Exercise aim -
Pull every line with "Error" from the data below and copy it.

++++ Entries supplied

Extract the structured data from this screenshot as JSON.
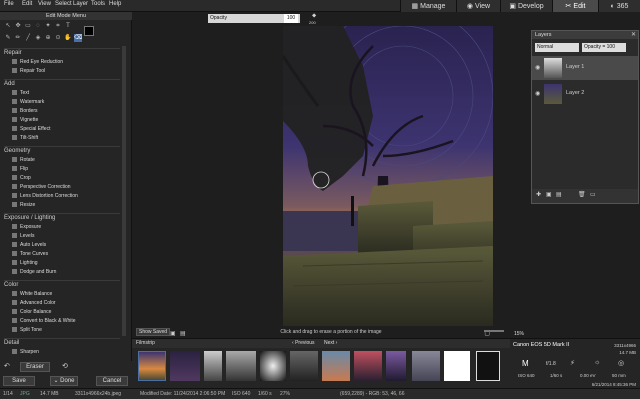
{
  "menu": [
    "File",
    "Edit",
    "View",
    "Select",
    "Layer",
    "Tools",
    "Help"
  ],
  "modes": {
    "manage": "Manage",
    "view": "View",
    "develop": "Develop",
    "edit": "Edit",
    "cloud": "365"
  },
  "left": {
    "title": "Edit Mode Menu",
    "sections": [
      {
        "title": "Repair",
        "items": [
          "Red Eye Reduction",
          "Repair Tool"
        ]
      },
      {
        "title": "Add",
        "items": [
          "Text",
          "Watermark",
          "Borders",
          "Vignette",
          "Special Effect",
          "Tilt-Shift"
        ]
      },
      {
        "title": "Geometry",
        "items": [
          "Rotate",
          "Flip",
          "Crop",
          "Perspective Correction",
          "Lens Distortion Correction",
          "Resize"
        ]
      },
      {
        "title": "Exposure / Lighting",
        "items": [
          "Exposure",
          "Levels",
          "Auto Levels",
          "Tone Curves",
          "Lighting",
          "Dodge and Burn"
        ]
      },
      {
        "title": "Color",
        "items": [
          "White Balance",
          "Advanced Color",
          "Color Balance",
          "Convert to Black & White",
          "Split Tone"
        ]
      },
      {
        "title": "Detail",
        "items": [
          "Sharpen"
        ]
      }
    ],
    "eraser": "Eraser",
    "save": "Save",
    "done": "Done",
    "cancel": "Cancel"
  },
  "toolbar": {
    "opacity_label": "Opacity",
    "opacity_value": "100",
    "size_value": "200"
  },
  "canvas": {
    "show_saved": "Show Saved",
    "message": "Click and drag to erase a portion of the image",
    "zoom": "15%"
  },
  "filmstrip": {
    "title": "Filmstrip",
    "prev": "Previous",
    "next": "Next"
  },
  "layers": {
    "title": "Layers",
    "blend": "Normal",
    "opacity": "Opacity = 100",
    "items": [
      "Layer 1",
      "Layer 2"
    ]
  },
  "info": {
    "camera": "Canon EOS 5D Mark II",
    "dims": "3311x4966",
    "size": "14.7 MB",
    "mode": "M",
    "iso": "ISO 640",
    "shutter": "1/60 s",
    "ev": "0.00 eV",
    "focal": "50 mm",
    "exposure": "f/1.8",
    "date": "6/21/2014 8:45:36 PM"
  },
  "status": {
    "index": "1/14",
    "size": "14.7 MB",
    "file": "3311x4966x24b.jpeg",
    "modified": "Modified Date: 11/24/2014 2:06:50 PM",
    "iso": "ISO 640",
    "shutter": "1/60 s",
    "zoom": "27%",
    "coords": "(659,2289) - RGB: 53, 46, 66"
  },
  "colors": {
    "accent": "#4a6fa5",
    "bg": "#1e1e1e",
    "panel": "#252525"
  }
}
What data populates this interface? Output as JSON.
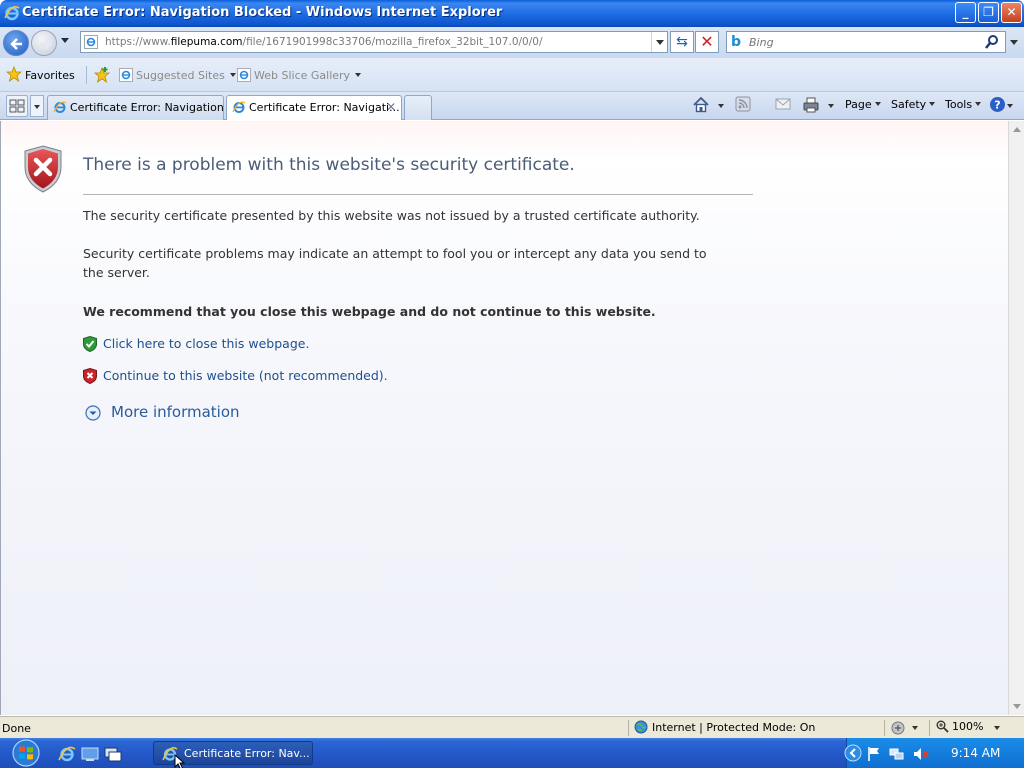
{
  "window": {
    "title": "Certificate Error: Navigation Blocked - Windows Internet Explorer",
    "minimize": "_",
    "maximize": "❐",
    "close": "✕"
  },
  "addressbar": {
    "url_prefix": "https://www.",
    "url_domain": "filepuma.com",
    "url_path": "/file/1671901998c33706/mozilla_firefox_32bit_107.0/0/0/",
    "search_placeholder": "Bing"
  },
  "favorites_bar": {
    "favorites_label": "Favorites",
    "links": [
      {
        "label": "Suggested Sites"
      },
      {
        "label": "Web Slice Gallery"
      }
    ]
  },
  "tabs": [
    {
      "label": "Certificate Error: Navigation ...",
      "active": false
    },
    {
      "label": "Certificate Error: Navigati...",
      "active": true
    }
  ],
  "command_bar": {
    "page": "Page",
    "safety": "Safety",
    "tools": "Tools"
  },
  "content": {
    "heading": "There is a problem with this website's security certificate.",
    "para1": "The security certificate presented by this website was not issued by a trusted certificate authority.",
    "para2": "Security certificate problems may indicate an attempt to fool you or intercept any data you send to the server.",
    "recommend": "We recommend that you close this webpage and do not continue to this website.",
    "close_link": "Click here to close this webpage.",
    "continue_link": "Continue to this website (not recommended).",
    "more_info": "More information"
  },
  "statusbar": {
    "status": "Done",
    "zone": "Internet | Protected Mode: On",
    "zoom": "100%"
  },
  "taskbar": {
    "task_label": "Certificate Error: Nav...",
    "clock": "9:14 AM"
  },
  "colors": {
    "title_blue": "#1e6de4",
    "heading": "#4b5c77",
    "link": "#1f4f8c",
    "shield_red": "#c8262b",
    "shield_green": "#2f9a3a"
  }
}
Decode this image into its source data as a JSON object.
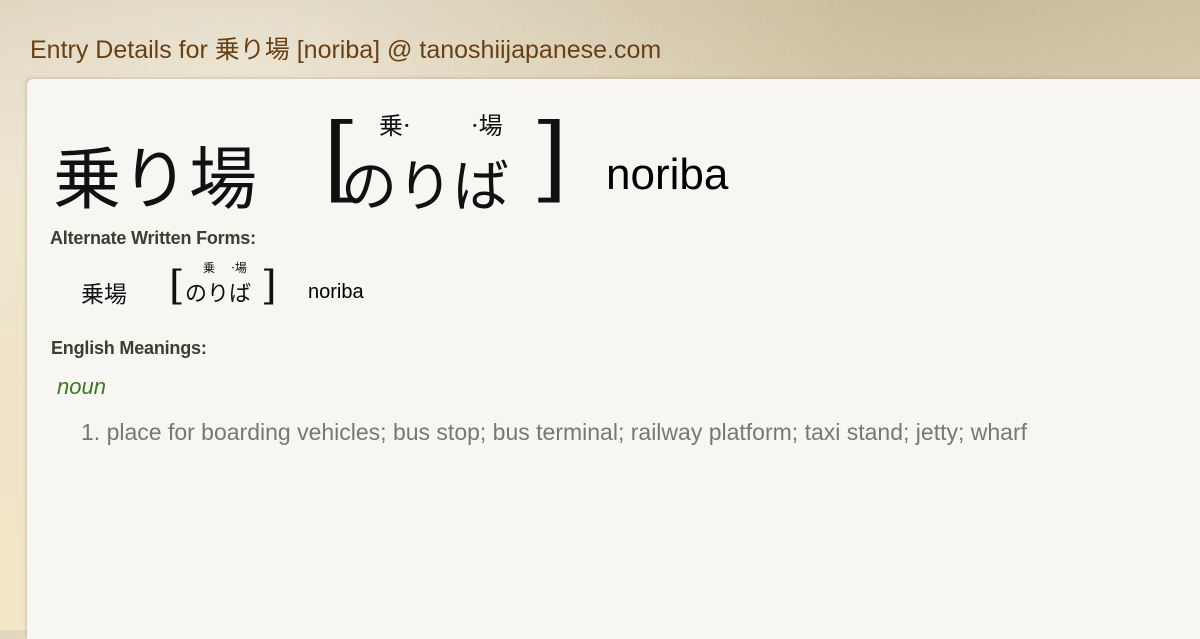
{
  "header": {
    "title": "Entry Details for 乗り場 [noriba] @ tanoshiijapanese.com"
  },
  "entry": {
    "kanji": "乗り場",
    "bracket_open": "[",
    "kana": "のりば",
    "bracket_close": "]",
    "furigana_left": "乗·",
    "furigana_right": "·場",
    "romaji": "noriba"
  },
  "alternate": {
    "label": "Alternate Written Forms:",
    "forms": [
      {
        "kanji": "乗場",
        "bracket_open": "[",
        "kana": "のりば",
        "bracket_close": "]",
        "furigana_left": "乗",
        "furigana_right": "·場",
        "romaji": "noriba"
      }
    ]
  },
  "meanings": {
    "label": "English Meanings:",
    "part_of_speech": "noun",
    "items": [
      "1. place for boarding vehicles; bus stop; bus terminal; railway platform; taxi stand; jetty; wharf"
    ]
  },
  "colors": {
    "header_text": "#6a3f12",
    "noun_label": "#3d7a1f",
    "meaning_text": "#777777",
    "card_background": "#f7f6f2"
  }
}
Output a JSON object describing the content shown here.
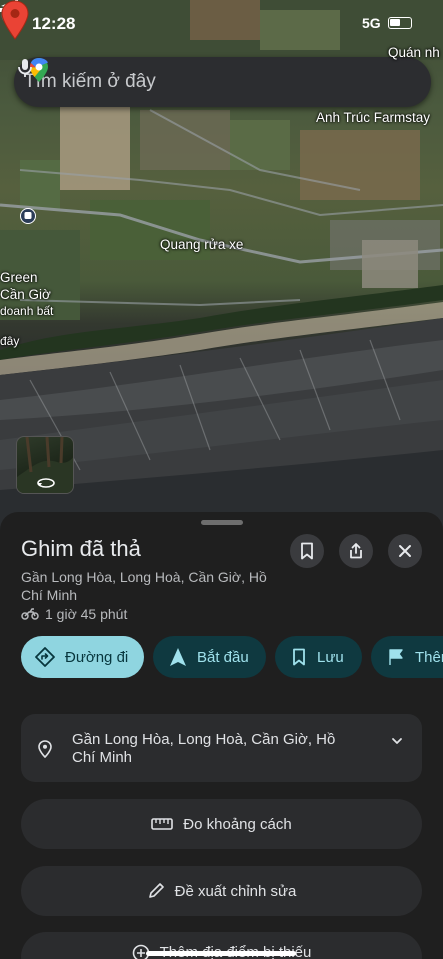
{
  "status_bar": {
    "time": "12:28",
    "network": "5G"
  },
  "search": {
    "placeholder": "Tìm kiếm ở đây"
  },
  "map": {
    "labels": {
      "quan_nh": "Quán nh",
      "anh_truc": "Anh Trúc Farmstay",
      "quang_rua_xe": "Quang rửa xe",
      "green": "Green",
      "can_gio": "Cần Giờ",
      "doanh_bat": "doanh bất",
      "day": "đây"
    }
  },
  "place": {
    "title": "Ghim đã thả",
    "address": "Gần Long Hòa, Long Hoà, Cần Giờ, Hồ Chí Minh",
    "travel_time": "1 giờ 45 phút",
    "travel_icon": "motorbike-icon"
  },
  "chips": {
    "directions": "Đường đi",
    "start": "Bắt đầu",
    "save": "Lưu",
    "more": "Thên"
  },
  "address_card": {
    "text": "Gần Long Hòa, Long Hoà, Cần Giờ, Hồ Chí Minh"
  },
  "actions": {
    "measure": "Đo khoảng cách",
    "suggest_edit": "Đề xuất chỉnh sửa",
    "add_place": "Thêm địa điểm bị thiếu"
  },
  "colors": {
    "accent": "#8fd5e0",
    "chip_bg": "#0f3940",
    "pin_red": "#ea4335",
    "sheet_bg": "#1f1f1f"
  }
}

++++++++

Answer to this problem -
    "title": "Certificate Error: Navigation Blocked - Windows Internet Explorer",
      "label": "Certificate Error: Navigation ...",
      "label": "Certificate Error: Navigati...",
    "task_label": "Certificate Error: Nav...",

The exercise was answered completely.